(Beginning of DATA SUPPLIED)

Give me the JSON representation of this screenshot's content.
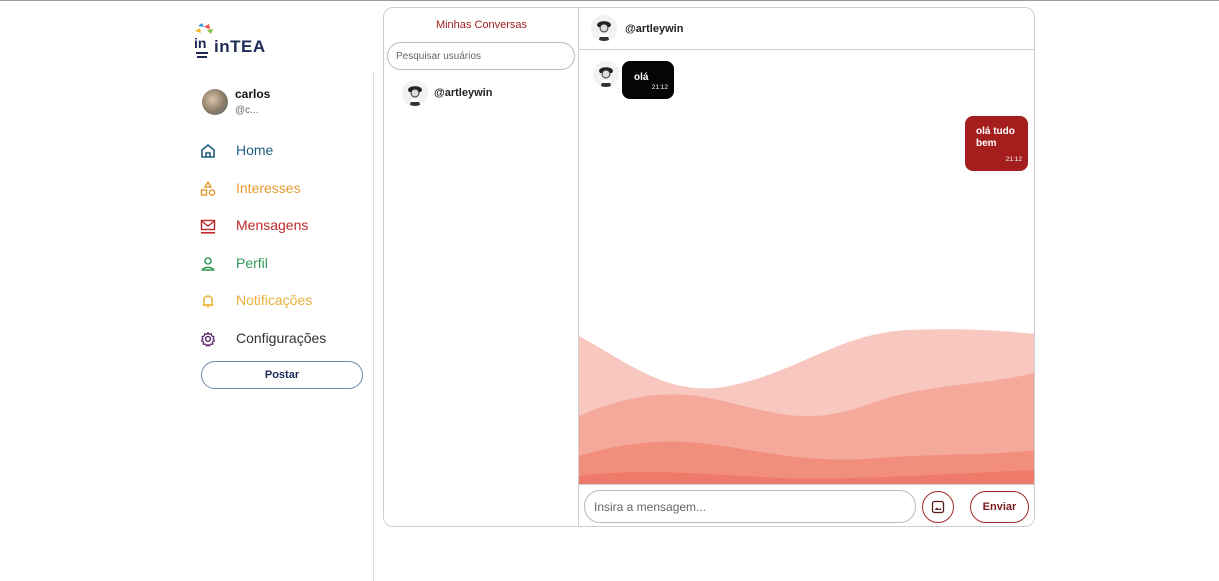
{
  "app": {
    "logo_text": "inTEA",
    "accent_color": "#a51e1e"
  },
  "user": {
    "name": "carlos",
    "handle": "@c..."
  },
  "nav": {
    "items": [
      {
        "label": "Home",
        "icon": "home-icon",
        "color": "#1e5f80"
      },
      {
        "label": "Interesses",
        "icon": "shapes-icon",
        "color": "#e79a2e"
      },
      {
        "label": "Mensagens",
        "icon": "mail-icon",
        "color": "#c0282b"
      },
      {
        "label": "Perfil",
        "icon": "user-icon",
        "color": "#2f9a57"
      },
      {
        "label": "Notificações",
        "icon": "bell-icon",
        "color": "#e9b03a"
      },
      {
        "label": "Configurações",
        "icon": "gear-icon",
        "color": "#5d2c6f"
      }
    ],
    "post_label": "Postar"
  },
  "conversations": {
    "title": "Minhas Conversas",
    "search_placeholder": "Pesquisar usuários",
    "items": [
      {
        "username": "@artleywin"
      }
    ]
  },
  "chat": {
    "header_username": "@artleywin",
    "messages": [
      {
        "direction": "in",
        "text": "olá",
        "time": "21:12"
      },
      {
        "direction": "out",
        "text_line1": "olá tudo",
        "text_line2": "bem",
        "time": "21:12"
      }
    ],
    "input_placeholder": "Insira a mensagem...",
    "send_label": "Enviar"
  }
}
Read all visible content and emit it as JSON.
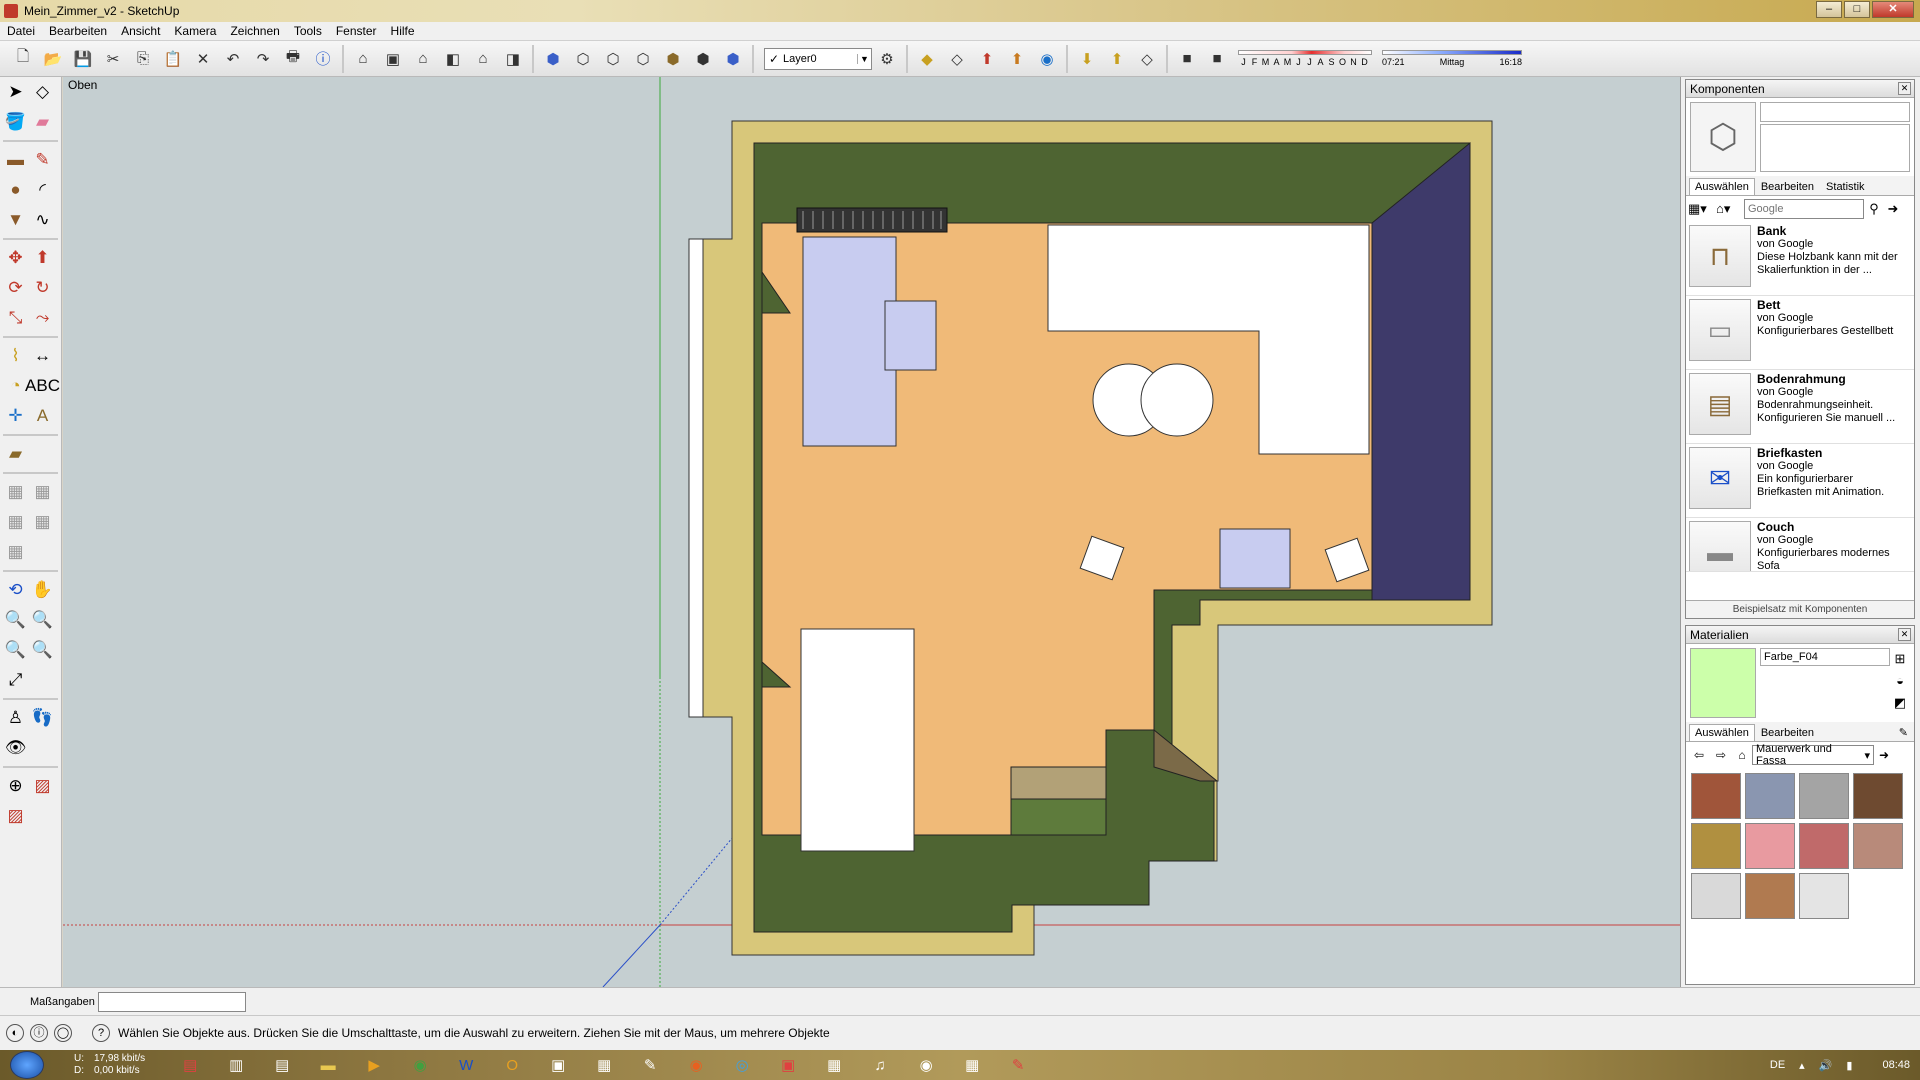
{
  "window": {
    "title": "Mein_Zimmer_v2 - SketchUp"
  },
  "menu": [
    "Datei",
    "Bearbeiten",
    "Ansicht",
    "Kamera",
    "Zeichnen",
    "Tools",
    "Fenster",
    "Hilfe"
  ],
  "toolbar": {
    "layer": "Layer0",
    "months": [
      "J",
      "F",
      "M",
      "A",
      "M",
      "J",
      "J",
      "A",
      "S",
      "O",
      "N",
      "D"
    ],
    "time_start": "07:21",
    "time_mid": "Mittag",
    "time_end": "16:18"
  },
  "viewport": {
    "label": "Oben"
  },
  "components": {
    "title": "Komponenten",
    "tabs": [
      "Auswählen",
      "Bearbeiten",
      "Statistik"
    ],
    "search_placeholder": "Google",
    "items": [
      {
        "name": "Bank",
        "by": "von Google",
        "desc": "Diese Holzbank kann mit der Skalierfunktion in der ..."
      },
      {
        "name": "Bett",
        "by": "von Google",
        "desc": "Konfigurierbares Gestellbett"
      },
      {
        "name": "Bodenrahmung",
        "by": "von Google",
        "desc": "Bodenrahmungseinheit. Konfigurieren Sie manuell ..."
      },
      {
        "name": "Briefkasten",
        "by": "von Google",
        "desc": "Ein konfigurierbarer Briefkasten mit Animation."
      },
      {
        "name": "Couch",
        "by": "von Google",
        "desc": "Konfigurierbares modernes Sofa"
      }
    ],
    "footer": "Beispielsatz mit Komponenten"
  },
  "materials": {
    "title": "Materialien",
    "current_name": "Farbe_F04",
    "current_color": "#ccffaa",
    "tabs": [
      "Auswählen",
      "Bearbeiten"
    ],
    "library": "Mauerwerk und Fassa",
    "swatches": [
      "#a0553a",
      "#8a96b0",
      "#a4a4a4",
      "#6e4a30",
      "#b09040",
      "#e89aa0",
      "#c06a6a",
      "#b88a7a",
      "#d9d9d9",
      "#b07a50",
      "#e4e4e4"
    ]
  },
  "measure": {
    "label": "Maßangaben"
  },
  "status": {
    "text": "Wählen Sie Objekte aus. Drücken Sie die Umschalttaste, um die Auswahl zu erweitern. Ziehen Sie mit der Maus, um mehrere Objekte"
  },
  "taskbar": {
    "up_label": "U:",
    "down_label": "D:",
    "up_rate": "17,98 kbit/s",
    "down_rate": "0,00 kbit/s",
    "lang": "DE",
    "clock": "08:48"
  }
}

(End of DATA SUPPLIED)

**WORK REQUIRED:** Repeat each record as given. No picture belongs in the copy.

**TASK SOLUTION:**
Give me the JSON representation of this screenshot's content.
{
  "app": {
    "logo_text": "inTEA",
    "accent_color": "#a51e1e"
  },
  "user": {
    "name": "carlos",
    "handle": "@c..."
  },
  "nav": {
    "items": [
      {
        "label": "Home",
        "icon": "home-icon",
        "color": "#1e5f80"
      },
      {
        "label": "Interesses",
        "icon": "shapes-icon",
        "color": "#e79a2e"
      },
      {
        "label": "Mensagens",
        "icon": "mail-icon",
        "color": "#c0282b"
      },
      {
        "label": "Perfil",
        "icon": "user-icon",
        "color": "#2f9a57"
      },
      {
        "label": "Notificações",
        "icon": "bell-icon",
        "color": "#e9b03a"
      },
      {
        "label": "Configurações",
        "icon": "gear-icon",
        "color": "#5d2c6f"
      }
    ],
    "post_label": "Postar"
  },
  "conversations": {
    "title": "Minhas Conversas",
    "search_placeholder": "Pesquisar usuários",
    "items": [
      {
        "username": "@artleywin"
      }
    ]
  },
  "chat": {
    "header_username": "@artleywin",
    "messages": [
      {
        "direction": "in",
        "text": "olá",
        "time": "21:12"
      },
      {
        "direction": "out",
        "text_line1": "olá tudo",
        "text_line2": "bem",
        "time": "21:12"
      }
    ],
    "input_placeholder": "Insira a mensagem...",
    "send_label": "Enviar"
  }
}
Read all visible content and emit it as JSON.
{
  "window": {
    "title": "Mein_Zimmer_v2 - SketchUp"
  },
  "menu": [
    "Datei",
    "Bearbeiten",
    "Ansicht",
    "Kamera",
    "Zeichnen",
    "Tools",
    "Fenster",
    "Hilfe"
  ],
  "toolbar": {
    "layer": "Layer0",
    "months": [
      "J",
      "F",
      "M",
      "A",
      "M",
      "J",
      "J",
      "A",
      "S",
      "O",
      "N",
      "D"
    ],
    "time_start": "07:21",
    "time_mid": "Mittag",
    "time_end": "16:18"
  },
  "viewport": {
    "label": "Oben"
  },
  "components": {
    "title": "Komponenten",
    "tabs": [
      "Auswählen",
      "Bearbeiten",
      "Statistik"
    ],
    "search_placeholder": "Google",
    "items": [
      {
        "name": "Bank",
        "by": "von Google",
        "desc": "Diese Holzbank kann mit der Skalierfunktion in der ..."
      },
      {
        "name": "Bett",
        "by": "von Google",
        "desc": "Konfigurierbares Gestellbett"
      },
      {
        "name": "Bodenrahmung",
        "by": "von Google",
        "desc": "Bodenrahmungseinheit. Konfigurieren Sie manuell ..."
      },
      {
        "name": "Briefkasten",
        "by": "von Google",
        "desc": "Ein konfigurierbarer Briefkasten mit Animation."
      },
      {
        "name": "Couch",
        "by": "von Google",
        "desc": "Konfigurierbares modernes Sofa"
      }
    ],
    "footer": "Beispielsatz mit Komponenten"
  },
  "materials": {
    "title": "Materialien",
    "current_name": "Farbe_F04",
    "current_color": "#ccffaa",
    "tabs": [
      "Auswählen",
      "Bearbeiten"
    ],
    "library": "Mauerwerk und Fassa",
    "swatches": [
      "#a0553a",
      "#8a96b0",
      "#a4a4a4",
      "#6e4a30",
      "#b09040",
      "#e89aa0",
      "#c06a6a",
      "#b88a7a",
      "#d9d9d9",
      "#b07a50",
      "#e4e4e4"
    ]
  },
  "measure": {
    "label": "Maßangaben"
  },
  "status": {
    "text": "Wählen Sie Objekte aus. Drücken Sie die Umschalttaste, um die Auswahl zu erweitern. Ziehen Sie mit der Maus, um mehrere Objekte"
  },
  "taskbar": {
    "up_label": "U:",
    "down_label": "D:",
    "up_rate": "17,98 kbit/s",
    "down_rate": "0,00 kbit/s",
    "lang": "DE",
    "clock": "08:48"
  }
}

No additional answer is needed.